An Israeli Arab stands behind a voting booth before casting her ballot at a polling station in the northern town of Umm al-Fahm, March 17, 2015.Credit: Reuters

In his second speech before the United States Congress in 2012, Prime Minister Benjamin Netanyahu extolled the standing of the Arab minority in Israel: “Half a percent” of the world’s 300 million Arabs live in a true democracy. Following that declaration I wrote that if Jews are “a light unto the nations,” Israel’s Arabs are the “poor man’s light unto the nations.” Last week he changed his thinking and decided to confront that one half of one percent, that jewel in his crown.

Since that person boasted of us in full view of the entire world, let’s not disappoint him and do what’s expected of every true democrat: demand the immediate resignation of a prime minister who expressed such blatant racism. This is no more than would be demanded by any Jewish democrat in the United States, when confronted with racists statements against Jews. Jews in that country and their democratic allies would not hesitate in demanding the deposition of any racist from public office. That’s democracy.

Don’t worry, Mr. Netanyahu. In your fourth speech before Congress you’ll be proud of your Arabs, who acted against their prime minister when it was justified to do so. We’ll play the part of “American Jews” in Israel when it comes to local racists. What are we missing? Facebook? Twitter? A big mouth? Most of all we’re missing “hordes” of democratic-minded Jews. We’ll learn Israeli-style audacity from you and enlist the help of outsiders in our internal Israeli dispute, only this time in a legitimate manner. We’ll ask our representatives to appear before Congress and explain the widespread incitement directed at us by Israel’s government.
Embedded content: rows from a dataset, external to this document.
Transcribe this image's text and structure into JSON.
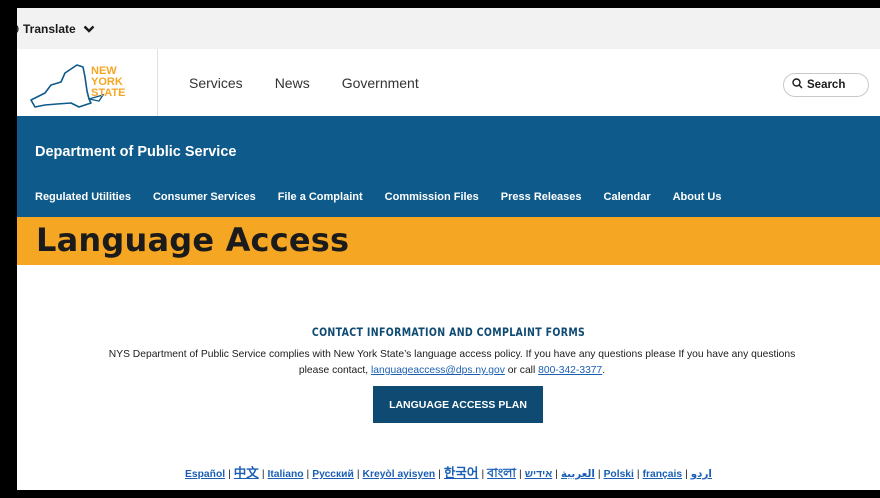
{
  "translate": {
    "label": "Translate"
  },
  "header": {
    "logo_lines": [
      "NEW",
      "YORK",
      "STATE"
    ],
    "nav": [
      "Services",
      "News",
      "Government"
    ],
    "search_label": "Search"
  },
  "agency": {
    "title": "Department of Public Service",
    "nav": [
      "Regulated Utilities",
      "Consumer Services",
      "File a Complaint",
      "Commission Files",
      "Press Releases",
      "Calendar",
      "About Us"
    ]
  },
  "page": {
    "title": "Language Access"
  },
  "content": {
    "heading": "CONTACT INFORMATION AND COMPLAINT FORMS",
    "body_line1": "NYS Department of Public Service complies with New York State’s language access policy. If you have any questions please  If you have any questions",
    "body_line2_prefix": "please contact, ",
    "email": "languageaccess@dps.ny.gov",
    "body_line2_mid": " or call ",
    "phone": "800-342-3377",
    "body_line2_suffix": ".",
    "plan_button": "LANGUAGE ACCESS PLAN",
    "languages": [
      "Español",
      "中文",
      "Italiano",
      "Русский",
      "Kreyòl ayisyen",
      "한국어",
      "বাংলা",
      "العربية",
      "אידיש",
      "Polski",
      "français",
      "اردو"
    ]
  },
  "colors": {
    "agency_blue": "#0e5a8a",
    "title_orange": "#f5a623",
    "link_blue": "#1a5fb4",
    "nav_dark": "#0e4a72"
  }
}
On Friday, as part of the threatening hordes that Netanyahu warned against, I launched a petition addressed to President Reuven Rivlin, who values democracy and equality. The petition calls on him to abstain from calling on Netanyahu to form the next government, since a threatening black banner of incitement, divisiveness and a hatred of the other flies above his head. Two thousand signatures were collected by Saturday morning.
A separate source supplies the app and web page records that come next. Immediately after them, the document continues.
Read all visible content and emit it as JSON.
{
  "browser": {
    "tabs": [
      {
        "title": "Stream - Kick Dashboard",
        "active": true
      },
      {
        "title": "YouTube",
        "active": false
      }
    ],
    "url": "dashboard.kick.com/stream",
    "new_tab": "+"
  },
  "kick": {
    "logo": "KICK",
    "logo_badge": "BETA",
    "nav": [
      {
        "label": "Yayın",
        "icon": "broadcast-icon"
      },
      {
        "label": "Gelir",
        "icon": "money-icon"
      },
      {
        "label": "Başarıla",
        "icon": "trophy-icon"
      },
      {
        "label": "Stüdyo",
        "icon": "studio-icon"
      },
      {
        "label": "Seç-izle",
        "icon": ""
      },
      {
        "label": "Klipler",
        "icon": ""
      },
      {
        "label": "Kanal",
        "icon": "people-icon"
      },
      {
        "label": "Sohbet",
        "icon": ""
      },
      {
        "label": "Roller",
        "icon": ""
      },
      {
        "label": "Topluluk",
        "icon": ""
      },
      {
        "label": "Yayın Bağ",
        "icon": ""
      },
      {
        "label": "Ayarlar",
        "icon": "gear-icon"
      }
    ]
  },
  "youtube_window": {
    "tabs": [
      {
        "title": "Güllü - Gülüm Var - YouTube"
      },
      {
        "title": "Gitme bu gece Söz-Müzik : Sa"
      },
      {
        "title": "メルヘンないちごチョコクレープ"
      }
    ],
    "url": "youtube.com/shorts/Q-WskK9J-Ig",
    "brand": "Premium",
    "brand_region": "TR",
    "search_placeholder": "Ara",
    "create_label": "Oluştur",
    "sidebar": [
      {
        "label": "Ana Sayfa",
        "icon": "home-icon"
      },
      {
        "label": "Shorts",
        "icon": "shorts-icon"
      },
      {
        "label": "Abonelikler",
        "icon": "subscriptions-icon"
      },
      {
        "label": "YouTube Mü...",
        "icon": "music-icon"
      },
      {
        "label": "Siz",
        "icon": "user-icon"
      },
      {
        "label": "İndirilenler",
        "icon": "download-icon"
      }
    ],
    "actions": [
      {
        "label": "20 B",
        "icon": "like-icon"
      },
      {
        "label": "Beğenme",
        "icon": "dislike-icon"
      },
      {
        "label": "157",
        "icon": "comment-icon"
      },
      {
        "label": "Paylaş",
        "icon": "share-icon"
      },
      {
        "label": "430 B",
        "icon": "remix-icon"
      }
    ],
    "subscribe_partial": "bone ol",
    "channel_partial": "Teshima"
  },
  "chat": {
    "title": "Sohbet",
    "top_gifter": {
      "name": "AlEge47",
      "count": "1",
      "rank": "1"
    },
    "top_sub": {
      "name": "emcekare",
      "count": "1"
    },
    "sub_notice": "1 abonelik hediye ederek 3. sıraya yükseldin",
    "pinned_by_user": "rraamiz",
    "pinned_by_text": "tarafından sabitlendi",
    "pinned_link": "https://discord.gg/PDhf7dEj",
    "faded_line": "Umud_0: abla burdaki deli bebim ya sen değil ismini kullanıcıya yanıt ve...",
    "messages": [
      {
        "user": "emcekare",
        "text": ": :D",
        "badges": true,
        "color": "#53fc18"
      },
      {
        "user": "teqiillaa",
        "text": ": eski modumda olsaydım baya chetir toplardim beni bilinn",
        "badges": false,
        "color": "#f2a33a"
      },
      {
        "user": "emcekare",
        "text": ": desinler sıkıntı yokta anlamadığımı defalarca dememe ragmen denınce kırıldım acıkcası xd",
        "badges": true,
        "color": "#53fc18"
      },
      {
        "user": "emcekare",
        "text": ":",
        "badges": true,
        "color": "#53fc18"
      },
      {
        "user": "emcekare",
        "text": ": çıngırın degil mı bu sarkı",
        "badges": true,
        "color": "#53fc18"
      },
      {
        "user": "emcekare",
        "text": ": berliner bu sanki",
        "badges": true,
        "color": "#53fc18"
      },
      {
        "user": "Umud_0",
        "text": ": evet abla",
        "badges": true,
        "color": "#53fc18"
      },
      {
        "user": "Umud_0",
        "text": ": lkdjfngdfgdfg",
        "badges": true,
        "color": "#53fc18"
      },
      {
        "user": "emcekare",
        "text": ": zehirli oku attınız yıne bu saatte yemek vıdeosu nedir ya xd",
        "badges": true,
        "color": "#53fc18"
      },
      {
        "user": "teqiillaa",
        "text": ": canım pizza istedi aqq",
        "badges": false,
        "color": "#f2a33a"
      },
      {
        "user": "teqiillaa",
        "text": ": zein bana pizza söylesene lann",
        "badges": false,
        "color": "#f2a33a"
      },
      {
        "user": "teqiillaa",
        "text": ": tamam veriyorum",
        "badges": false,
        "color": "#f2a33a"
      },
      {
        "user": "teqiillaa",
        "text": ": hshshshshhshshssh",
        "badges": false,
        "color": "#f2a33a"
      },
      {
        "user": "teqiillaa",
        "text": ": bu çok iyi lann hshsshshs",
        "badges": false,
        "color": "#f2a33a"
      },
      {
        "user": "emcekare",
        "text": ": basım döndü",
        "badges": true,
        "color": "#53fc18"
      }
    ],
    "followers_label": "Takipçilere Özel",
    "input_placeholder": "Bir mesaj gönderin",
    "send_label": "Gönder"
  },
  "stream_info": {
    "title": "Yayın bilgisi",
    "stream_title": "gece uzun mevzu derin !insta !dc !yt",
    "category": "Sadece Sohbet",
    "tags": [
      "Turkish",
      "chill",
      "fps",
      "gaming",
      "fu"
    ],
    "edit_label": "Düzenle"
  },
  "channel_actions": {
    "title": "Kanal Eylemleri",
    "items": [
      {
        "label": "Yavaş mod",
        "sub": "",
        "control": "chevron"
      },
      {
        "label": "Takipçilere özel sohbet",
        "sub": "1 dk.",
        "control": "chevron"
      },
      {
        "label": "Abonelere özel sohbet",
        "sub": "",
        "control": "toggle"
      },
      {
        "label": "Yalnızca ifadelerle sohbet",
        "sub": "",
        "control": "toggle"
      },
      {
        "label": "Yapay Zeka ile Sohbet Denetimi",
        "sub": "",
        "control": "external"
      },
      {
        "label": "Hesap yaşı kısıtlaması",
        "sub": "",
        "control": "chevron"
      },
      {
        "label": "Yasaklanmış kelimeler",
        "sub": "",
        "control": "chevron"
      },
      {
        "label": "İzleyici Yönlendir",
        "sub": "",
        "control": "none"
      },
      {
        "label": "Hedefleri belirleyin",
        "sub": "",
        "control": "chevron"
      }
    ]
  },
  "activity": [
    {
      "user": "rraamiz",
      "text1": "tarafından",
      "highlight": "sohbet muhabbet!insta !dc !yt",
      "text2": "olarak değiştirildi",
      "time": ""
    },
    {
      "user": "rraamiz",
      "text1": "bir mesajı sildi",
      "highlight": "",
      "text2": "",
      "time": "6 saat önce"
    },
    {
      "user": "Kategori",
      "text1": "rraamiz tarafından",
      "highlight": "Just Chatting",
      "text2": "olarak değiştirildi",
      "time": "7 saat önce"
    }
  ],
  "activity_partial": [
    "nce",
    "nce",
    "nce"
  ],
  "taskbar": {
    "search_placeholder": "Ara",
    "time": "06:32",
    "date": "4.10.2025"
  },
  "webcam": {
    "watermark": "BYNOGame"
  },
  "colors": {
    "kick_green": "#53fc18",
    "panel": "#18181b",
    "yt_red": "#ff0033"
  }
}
To Netanyahu I will say: You’ve gone overboard – you cannot delegitimize an entire public by demonizing it and then turn innocently to the president, asking him to invite you to form the next government. Every sin has its appropriate punishment, and you’ve committed a great sin. I’m not saying that we’ll demand that you be permanently banned from forming a government – maybe only for 10 years, to allow you a period of reeducation. Maybe you’ll learn that when speaking of human beings you don’t use the term “hordes,” a term used for other purposes. Even animals aren’t termed this way anymore.
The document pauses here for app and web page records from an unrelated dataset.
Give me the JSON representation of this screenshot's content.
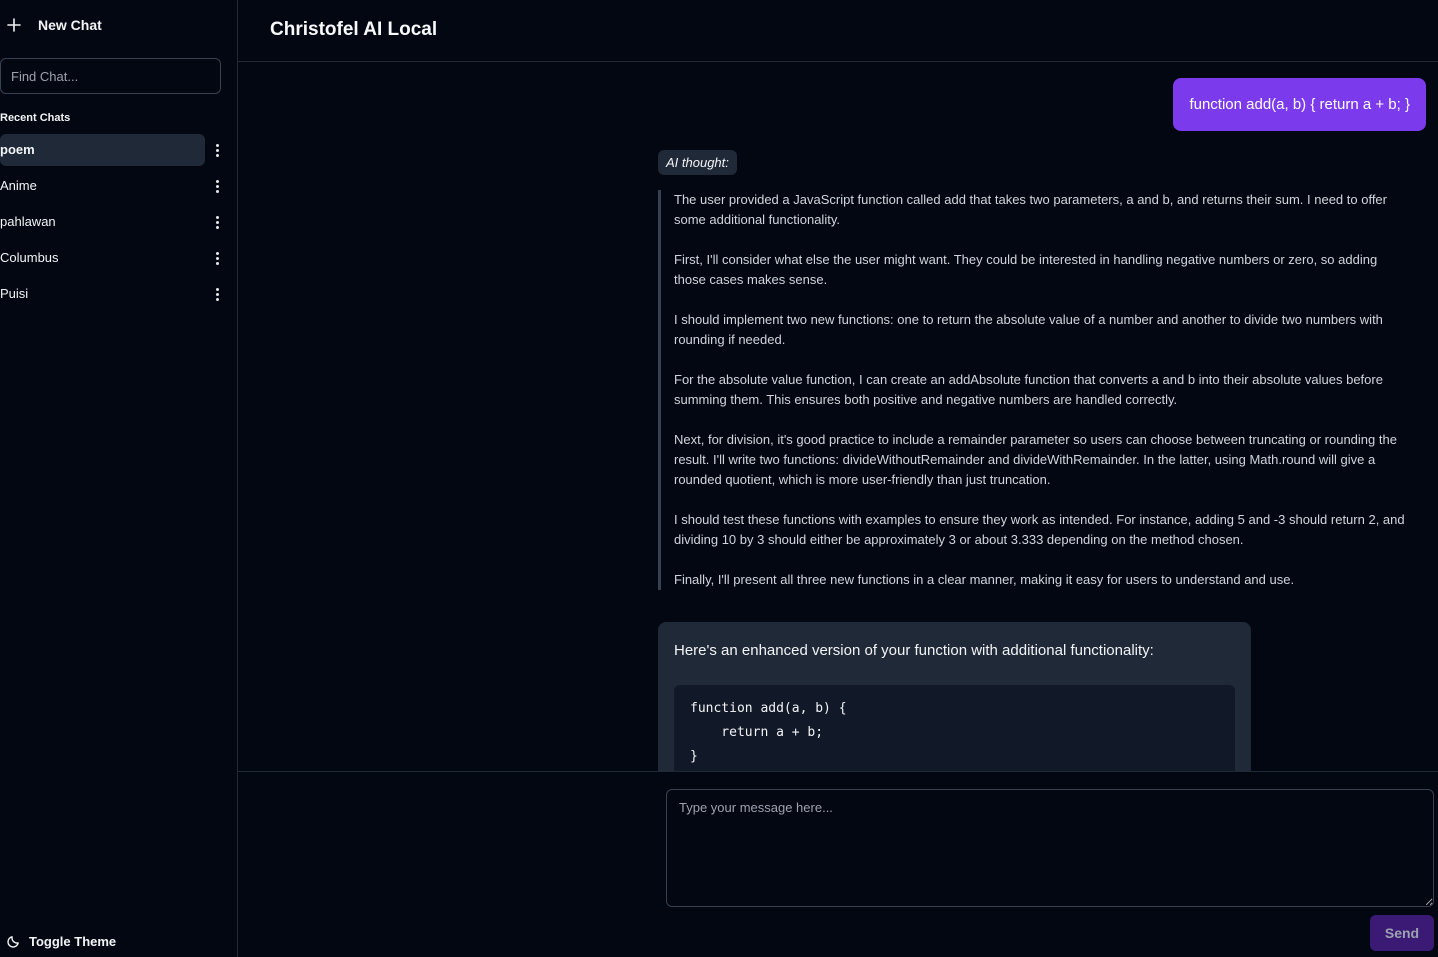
{
  "sidebar": {
    "new_chat_label": "New Chat",
    "search_placeholder": "Find Chat...",
    "recent_label": "Recent Chats",
    "chats": [
      {
        "label": "poem",
        "active": true
      },
      {
        "label": "Anime",
        "active": false
      },
      {
        "label": "pahlawan",
        "active": false
      },
      {
        "label": "Columbus",
        "active": false
      },
      {
        "label": "Puisi",
        "active": false
      }
    ],
    "toggle_theme_label": "Toggle Theme"
  },
  "header": {
    "title": "Christofel AI Local"
  },
  "messages": {
    "user_message": "function add(a, b) { return a + b; }",
    "thought_label": "AI thought:",
    "thought_paragraphs": [
      "The user provided a JavaScript function called add that takes two parameters, a and b, and returns their sum. I need to offer some additional functionality.",
      "First, I'll consider what else the user might want. They could be interested in handling negative numbers or zero, so adding those cases makes sense.",
      "I should implement two new functions: one to return the absolute value of a number and another to divide two numbers with rounding if needed.",
      "For the absolute value function, I can create an addAbsolute function that converts a and b into their absolute values before summing them. This ensures both positive and negative numbers are handled correctly.",
      "Next, for division, it's good practice to include a remainder parameter so users can choose between truncating or rounding the result. I'll write two functions: divideWithoutRemainder and divideWithRemainder. In the latter, using Math.round will give a rounded quotient, which is more user-friendly than just truncation.",
      "I should test these functions with examples to ensure they work as intended. For instance, adding 5 and -3 should return 2, and dividing 10 by 3 should either be approximately 3 or about 3.333 depending on the method chosen.",
      "Finally, I'll present all three new functions in a clear manner, making it easy for users to understand and use."
    ],
    "ai_intro": "Here's an enhanced version of your function with additional functionality:",
    "code": "function add(a, b) {\n    return a + b;\n}"
  },
  "input": {
    "placeholder": "Type your message here...",
    "send_label": "Send"
  },
  "colors": {
    "background": "#030712",
    "accent": "#7c3aed",
    "send_disabled": "#3b1a76",
    "panel": "#1f2937"
  }
}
I believe the president will accede to our demands. I believe that this nation, whose history is paved with pogroms, incitement and hatred will never allow a racist and instigator of divisiveness, who incites against Arabs and his own people (one mustn’t forget his infamous whisper to a rabbi, claiming that the left has forgotten what it is to be Jewish) to be placed at its head.

Other potential partners in the government also view us as unwanted “hordes.” One states that we are like shrapnel stuck in his rear end, another compares Palestinian children to snakes and a third, perhaps in the role of the head of the Israeli branch of ISIS, suggests no less than wielding an ax to chop off the heads of his Arab opponents (who object to being transferred). I’m sure that with such a government even the moderate right will sign the petition.

Finally, I owe the readers an apology: Last week I promised that two springs are upon us. I was wrong. Even the seasonal one is tardy and the recent rains are reminiscent of early winter. I would like to make a correction – springtime has not been abolished, only postponed. Patience, dear readers. The universe will return to its rightful track again.

Click the alert icon to follow topics:

Comments